TASK ITEM ::
Emit all the data exactly as provided.

EXERCISE DATA ::
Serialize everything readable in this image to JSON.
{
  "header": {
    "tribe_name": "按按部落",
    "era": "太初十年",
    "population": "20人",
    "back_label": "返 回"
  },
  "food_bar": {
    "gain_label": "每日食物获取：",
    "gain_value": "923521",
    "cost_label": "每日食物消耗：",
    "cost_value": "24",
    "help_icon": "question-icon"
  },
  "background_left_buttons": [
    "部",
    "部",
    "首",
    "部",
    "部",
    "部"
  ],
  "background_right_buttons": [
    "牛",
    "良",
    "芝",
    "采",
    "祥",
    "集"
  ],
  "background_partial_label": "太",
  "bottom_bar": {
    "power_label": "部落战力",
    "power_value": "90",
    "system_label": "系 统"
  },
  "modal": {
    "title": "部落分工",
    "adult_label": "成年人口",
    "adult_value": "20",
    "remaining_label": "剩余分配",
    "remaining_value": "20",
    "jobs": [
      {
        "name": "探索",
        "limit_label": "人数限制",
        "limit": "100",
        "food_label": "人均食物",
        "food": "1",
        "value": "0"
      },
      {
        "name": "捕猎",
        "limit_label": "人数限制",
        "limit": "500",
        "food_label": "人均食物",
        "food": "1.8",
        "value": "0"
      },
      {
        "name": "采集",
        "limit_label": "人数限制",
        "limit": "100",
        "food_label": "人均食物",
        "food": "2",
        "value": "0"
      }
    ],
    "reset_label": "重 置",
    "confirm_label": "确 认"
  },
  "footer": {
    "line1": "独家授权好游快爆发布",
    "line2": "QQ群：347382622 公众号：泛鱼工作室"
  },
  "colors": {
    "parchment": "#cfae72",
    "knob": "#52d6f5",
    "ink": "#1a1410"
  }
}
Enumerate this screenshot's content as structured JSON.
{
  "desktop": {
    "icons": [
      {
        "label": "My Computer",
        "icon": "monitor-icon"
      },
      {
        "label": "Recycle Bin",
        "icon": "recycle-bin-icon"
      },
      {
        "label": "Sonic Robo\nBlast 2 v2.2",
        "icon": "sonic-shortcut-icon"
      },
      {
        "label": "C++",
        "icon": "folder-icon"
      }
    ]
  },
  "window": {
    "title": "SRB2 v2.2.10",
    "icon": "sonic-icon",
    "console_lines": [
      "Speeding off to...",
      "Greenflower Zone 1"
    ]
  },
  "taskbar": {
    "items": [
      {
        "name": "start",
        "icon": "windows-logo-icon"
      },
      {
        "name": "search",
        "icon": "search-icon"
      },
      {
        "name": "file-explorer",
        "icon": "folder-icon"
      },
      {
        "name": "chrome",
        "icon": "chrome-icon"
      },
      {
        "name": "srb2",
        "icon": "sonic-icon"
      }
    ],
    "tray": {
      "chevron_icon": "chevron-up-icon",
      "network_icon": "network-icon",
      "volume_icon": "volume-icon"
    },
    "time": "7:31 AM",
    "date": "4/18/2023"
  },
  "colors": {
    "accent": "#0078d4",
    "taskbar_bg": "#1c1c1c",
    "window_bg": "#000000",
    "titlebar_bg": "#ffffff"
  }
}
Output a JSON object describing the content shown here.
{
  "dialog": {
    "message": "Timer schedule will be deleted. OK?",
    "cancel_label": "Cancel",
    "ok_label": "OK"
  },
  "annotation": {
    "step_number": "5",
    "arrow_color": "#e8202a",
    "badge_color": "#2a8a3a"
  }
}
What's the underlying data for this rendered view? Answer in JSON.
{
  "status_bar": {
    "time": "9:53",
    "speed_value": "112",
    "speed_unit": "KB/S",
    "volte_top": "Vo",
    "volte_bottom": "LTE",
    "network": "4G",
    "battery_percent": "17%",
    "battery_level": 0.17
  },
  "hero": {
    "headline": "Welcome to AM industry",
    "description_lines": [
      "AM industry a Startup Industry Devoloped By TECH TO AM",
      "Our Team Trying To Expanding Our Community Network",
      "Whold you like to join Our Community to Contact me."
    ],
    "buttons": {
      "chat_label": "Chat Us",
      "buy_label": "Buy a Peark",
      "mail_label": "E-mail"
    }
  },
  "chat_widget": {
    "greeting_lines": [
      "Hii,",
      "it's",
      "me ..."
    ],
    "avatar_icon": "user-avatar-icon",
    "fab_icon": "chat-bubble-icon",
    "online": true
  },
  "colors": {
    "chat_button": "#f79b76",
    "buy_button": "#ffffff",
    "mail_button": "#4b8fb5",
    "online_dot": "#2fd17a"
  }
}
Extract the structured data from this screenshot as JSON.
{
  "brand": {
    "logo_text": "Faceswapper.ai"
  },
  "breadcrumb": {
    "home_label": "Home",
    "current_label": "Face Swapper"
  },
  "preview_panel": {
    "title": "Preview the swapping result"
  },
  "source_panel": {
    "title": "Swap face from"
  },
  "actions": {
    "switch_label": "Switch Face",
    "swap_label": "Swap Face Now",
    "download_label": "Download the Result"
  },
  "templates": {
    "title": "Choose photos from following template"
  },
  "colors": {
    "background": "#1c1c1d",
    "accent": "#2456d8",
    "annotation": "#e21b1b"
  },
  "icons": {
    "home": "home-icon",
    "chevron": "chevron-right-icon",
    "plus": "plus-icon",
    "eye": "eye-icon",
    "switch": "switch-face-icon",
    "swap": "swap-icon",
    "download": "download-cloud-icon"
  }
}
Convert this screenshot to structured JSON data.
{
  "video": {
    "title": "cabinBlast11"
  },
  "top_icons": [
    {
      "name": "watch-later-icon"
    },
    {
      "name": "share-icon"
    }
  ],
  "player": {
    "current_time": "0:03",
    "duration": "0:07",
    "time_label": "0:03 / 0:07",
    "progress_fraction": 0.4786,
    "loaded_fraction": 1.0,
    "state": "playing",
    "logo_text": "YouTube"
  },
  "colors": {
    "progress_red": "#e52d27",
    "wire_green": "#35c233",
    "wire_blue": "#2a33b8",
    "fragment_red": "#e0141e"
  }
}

RESPONSE TO THE EXERCISE ::
Serialize everything readable in this image to JSON.
{
  "header": {
    "tribe_name": "按按部落",
    "era": "太初十年",
    "population": "20人",
    "back_label": "返 回"
  },
  "food_bar": {
    "gain_label": "每日食物获取：",
    "gain_value": "923521",
    "cost_label": "每日食物消耗：",
    "cost_value": "24",
    "help_icon": "question-icon"
  },
  "background_left_buttons": [
    "部",
    "部",
    "首",
    "部",
    "部",
    "部"
  ],
  "background_right_buttons": [
    "牛",
    "良",
    "芝",
    "采",
    "祥",
    "集"
  ],
  "background_partial_label": "太",
  "bottom_bar": {
    "power_label": "部落战力",
    "power_value": "90",
    "system_label": "系 统"
  },
  "modal": {
    "title": "部落分工",
    "adult_label": "成年人口",
    "adult_value": "20",
    "remaining_label": "剩余分配",
    "remaining_value": "20",
    "jobs": [
      {
        "name": "探索",
        "limit_label": "人数限制",
        "limit": "100",
        "food_label": "人均食物",
        "food": "1",
        "value": "0"
      },
      {
        "name": "捕猎",
        "limit_label": "人数限制",
        "limit": "500",
        "food_label": "人均食物",
        "food": "1.8",
        "value": "0"
      },
      {
        "name": "采集",
        "limit_label": "人数限制",
        "limit": "100",
        "food_label": "人均食物",
        "food": "2",
        "value": "0"
      }
    ],
    "reset_label": "重 置",
    "confirm_label": "确 认"
  },
  "footer": {
    "line1": "独家授权好游快爆发布",
    "line2": "QQ群：347382622 公众号：泛鱼工作室"
  },
  "colors": {
    "parchment": "#cfae72",
    "knob": "#52d6f5",
    "ink": "#1a1410"
  }
}
Enumerate this screenshot's content as structured JSON.
{
  "desktop": {
    "icons": [
      {
        "label": "My Computer",
        "icon": "monitor-icon"
      },
      {
        "label": "Recycle Bin",
        "icon": "recycle-bin-icon"
      },
      {
        "label": "Sonic Robo\nBlast 2 v2.2",
        "icon": "sonic-shortcut-icon"
      },
      {
        "label": "C++",
        "icon": "folder-icon"
      }
    ]
  },
  "window": {
    "title": "SRB2 v2.2.10",
    "icon": "sonic-icon",
    "console_lines": [
      "Speeding off to...",
      "Greenflower Zone 1"
    ]
  },
  "taskbar": {
    "items": [
      {
        "name": "start",
        "icon": "windows-logo-icon"
      },
      {
        "name": "search",
        "icon": "search-icon"
      },
      {
        "name": "file-explorer",
        "icon": "folder-icon"
      },
      {
        "name": "chrome",
        "icon": "chrome-icon"
      },
      {
        "name": "srb2",
        "icon": "sonic-icon"
      }
    ],
    "tray": {
      "chevron_icon": "chevron-up-icon",
      "network_icon": "network-icon",
      "volume_icon": "volume-icon"
    },
    "time": "7:31 AM",
    "date": "4/18/2023"
  },
  "colors": {
    "accent": "#0078d4",
    "taskbar_bg": "#1c1c1c",
    "window_bg": "#000000",
    "titlebar_bg": "#ffffff"
  }
}
Output a JSON object describing the content shown here.
{
  "dialog": {
    "message": "Timer schedule will be deleted. OK?",
    "cancel_label": "Cancel",
    "ok_label": "OK"
  },
  "annotation": {
    "step_number": "5",
    "arrow_color": "#e8202a",
    "badge_color": "#2a8a3a"
  }
}
What's the underlying data for this rendered view? Answer in JSON.
{
  "status_bar": {
    "time": "9:53",
    "speed_value": "112",
    "speed_unit": "KB/S",
    "volte_top": "Vo",
    "volte_bottom": "LTE",
    "network": "4G",
    "battery_percent": "17%",
    "battery_level": 0.17
  },
  "hero": {
    "headline": "Welcome to AM industry",
    "description_lines": [
      "AM industry a Startup Industry Devoloped By TECH TO AM",
      "Our Team Trying To Expanding Our Community Network",
      "Whold you like to join Our Community to Contact me."
    ],
    "buttons": {
      "chat_label": "Chat Us",
      "buy_label": "Buy a Peark",
      "mail_label": "E-mail"
    }
  },
  "chat_widget": {
    "greeting_lines": [
      "Hii,",
      "it's",
      "me ..."
    ],
    "avatar_icon": "user-avatar-icon",
    "fab_icon": "chat-bubble-icon",
    "online": true
  },
  "colors": {
    "chat_button": "#f79b76",
    "buy_button": "#ffffff",
    "mail_button": "#4b8fb5",
    "online_dot": "#2fd17a"
  }
}
Extract the structured data from this screenshot as JSON.
{
  "brand": {
    "logo_text": "Faceswapper.ai"
  },
  "breadcrumb": {
    "home_label": "Home",
    "current_label": "Face Swapper"
  },
  "preview_panel": {
    "title": "Preview the swapping result"
  },
  "source_panel": {
    "title": "Swap face from"
  },
  "actions": {
    "switch_label": "Switch Face",
    "swap_label": "Swap Face Now",
    "download_label": "Download the Result"
  },
  "templates": {
    "title": "Choose photos from following template"
  },
  "colors": {
    "background": "#1c1c1d",
    "accent": "#2456d8",
    "annotation": "#e21b1b"
  },
  "icons": {
    "home": "home-icon",
    "chevron": "chevron-right-icon",
    "plus": "plus-icon",
    "eye": "eye-icon",
    "switch": "switch-face-icon",
    "swap": "swap-icon",
    "download": "download-cloud-icon"
  }
}
Convert this screenshot to structured JSON data.
{
  "video": {
    "title": "cabinBlast11"
  },
  "top_icons": [
    {
      "name": "watch-later-icon"
    },
    {
      "name": "share-icon"
    }
  ],
  "player": {
    "current_time": "0:03",
    "duration": "0:07",
    "time_label": "0:03 / 0:07",
    "progress_fraction": 0.4786,
    "loaded_fraction": 1.0,
    "state": "playing",
    "logo_text": "YouTube"
  },
  "colors": {
    "progress_red": "#e52d27",
    "wire_green": "#35c233",
    "wire_blue": "#2a33b8",
    "fragment_red": "#e0141e"
  }
}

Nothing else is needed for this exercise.